*Aim of the task*. Would you show every line from the records that holds "preview"?

*** Records ***

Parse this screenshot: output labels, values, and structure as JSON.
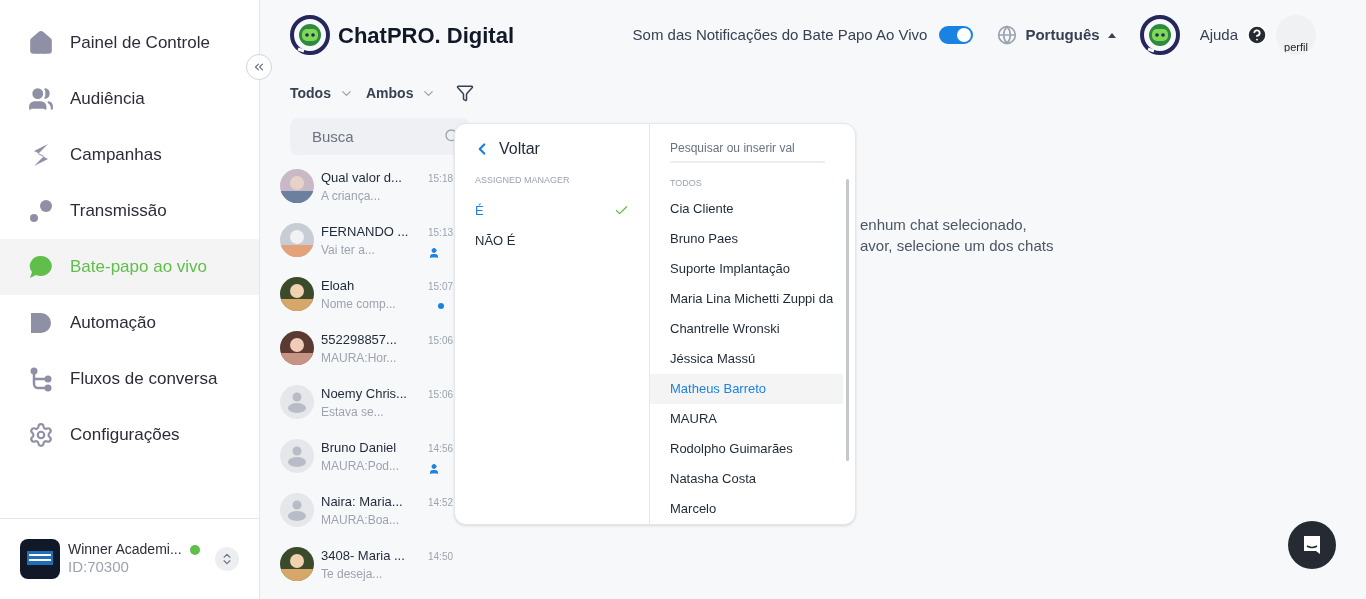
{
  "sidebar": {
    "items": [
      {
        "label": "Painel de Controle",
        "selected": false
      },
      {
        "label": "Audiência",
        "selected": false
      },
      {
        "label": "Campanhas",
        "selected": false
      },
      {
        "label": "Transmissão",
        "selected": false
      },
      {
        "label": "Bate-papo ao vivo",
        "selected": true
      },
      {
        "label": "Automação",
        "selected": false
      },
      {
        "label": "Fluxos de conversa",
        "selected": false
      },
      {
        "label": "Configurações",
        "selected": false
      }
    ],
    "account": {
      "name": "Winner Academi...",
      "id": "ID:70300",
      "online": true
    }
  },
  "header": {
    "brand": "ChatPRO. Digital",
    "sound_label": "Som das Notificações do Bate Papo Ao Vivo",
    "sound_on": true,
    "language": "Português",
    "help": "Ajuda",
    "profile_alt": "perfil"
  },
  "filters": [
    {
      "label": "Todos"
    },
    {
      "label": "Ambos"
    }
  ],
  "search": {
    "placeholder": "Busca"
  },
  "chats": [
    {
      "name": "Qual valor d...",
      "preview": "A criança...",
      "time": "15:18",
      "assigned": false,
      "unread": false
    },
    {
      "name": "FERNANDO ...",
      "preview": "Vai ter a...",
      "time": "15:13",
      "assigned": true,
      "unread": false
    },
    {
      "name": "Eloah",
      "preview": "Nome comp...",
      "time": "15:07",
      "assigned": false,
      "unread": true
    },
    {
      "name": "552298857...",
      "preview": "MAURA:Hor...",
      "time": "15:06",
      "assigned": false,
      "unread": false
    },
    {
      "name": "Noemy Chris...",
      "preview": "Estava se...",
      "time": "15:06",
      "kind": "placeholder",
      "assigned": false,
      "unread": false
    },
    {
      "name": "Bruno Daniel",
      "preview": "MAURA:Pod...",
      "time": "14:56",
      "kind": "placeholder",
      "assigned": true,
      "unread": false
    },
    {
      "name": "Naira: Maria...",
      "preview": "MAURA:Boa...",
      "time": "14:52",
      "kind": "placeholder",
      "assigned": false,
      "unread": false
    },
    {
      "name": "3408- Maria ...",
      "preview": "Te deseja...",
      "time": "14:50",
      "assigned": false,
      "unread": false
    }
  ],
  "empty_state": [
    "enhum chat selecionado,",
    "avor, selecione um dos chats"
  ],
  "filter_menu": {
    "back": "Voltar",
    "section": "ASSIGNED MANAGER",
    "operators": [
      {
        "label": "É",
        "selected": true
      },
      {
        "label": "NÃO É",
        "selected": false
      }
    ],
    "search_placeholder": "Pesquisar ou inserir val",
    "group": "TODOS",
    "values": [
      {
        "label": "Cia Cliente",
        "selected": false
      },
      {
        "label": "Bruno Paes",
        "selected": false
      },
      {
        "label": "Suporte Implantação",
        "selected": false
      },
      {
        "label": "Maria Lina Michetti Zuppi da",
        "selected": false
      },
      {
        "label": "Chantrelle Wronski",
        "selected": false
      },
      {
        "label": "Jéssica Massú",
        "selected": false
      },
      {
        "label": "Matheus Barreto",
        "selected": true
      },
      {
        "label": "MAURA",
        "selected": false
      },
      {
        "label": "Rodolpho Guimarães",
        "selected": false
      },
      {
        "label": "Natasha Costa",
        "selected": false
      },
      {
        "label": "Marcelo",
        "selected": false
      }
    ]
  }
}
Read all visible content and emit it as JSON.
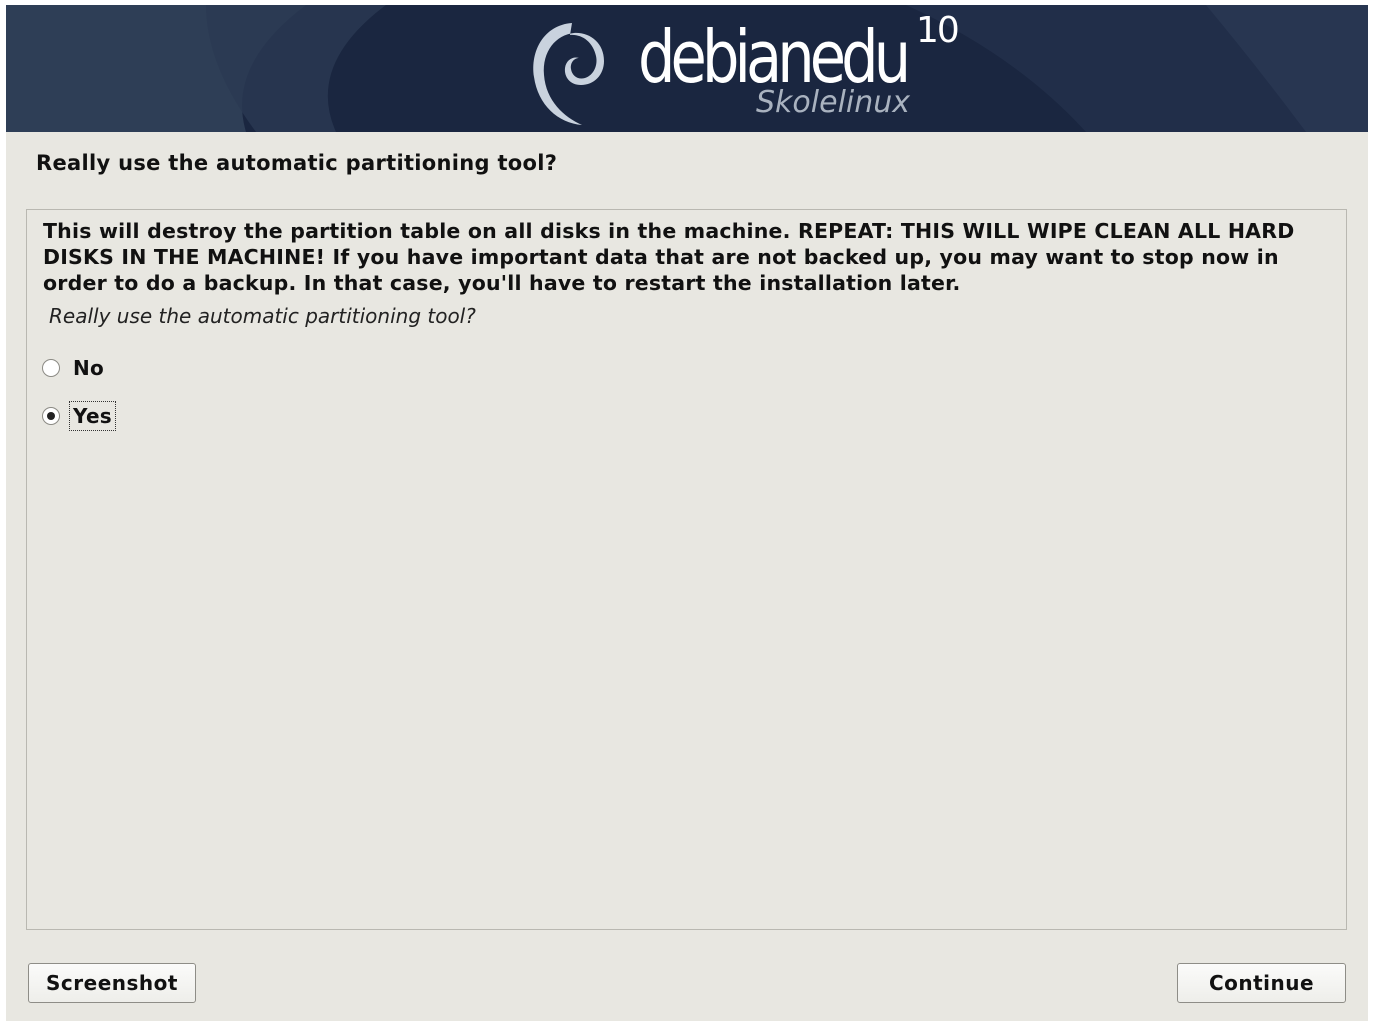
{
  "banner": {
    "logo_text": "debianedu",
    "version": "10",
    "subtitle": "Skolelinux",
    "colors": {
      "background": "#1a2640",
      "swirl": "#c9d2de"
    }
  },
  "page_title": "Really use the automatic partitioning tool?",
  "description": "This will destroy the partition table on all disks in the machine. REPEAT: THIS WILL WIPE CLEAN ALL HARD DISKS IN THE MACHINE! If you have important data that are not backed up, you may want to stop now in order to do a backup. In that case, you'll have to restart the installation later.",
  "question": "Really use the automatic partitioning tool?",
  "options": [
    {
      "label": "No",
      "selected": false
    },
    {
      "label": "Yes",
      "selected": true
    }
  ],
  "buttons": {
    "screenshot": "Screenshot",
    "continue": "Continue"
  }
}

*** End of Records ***
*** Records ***

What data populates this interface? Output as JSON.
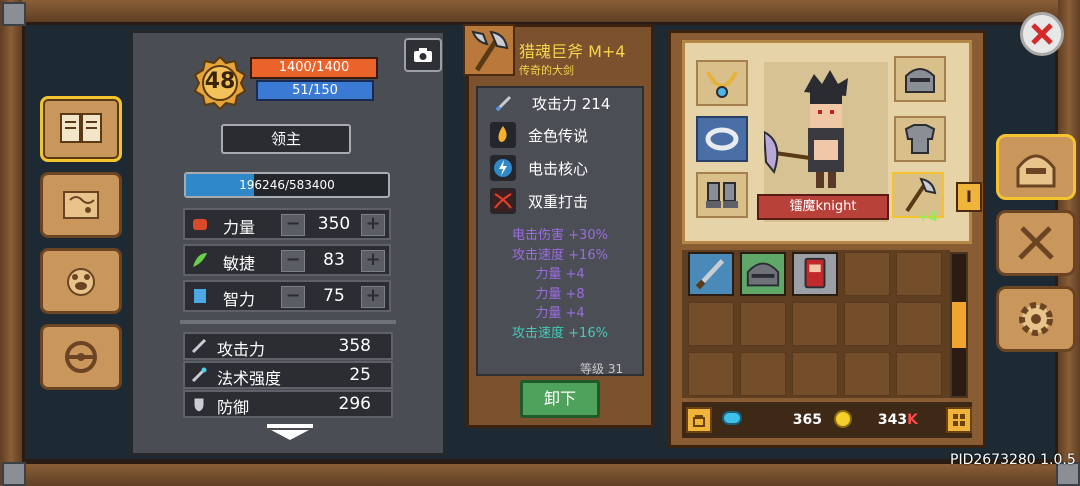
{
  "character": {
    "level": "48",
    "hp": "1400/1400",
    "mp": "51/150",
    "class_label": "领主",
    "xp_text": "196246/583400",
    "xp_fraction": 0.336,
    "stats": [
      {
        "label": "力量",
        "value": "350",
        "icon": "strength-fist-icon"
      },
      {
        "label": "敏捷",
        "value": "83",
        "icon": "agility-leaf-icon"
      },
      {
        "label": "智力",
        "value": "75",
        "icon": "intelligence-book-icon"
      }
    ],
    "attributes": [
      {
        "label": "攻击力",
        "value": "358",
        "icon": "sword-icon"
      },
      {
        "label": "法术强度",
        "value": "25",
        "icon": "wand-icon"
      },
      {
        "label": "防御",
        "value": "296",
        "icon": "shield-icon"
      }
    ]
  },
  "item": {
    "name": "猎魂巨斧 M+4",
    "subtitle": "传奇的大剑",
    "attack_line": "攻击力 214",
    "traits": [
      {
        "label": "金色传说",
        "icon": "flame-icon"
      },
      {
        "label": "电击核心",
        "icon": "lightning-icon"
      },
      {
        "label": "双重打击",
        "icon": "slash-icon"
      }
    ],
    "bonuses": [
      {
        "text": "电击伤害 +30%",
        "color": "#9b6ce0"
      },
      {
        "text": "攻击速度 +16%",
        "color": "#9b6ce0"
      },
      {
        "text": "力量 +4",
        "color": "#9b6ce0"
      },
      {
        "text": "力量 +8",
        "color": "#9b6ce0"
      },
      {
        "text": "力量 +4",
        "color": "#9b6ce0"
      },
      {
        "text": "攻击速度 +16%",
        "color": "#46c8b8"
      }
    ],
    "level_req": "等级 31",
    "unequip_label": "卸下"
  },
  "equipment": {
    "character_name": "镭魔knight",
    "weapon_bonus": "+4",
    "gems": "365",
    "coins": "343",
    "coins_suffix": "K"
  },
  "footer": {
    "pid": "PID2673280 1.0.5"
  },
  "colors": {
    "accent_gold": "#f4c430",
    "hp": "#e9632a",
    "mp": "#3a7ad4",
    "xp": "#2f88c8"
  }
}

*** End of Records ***

*Exercise answer*.
      "preview": "A criança...",
      "preview": "Vai ter a...",
      "preview": "Nome comp...",
      "preview": "MAURA:Hor...",
      "preview": "Estava se...",
      "preview": "MAURA:Pod...",
      "preview": "MAURA:Boa...",
      "preview": "Te deseja...",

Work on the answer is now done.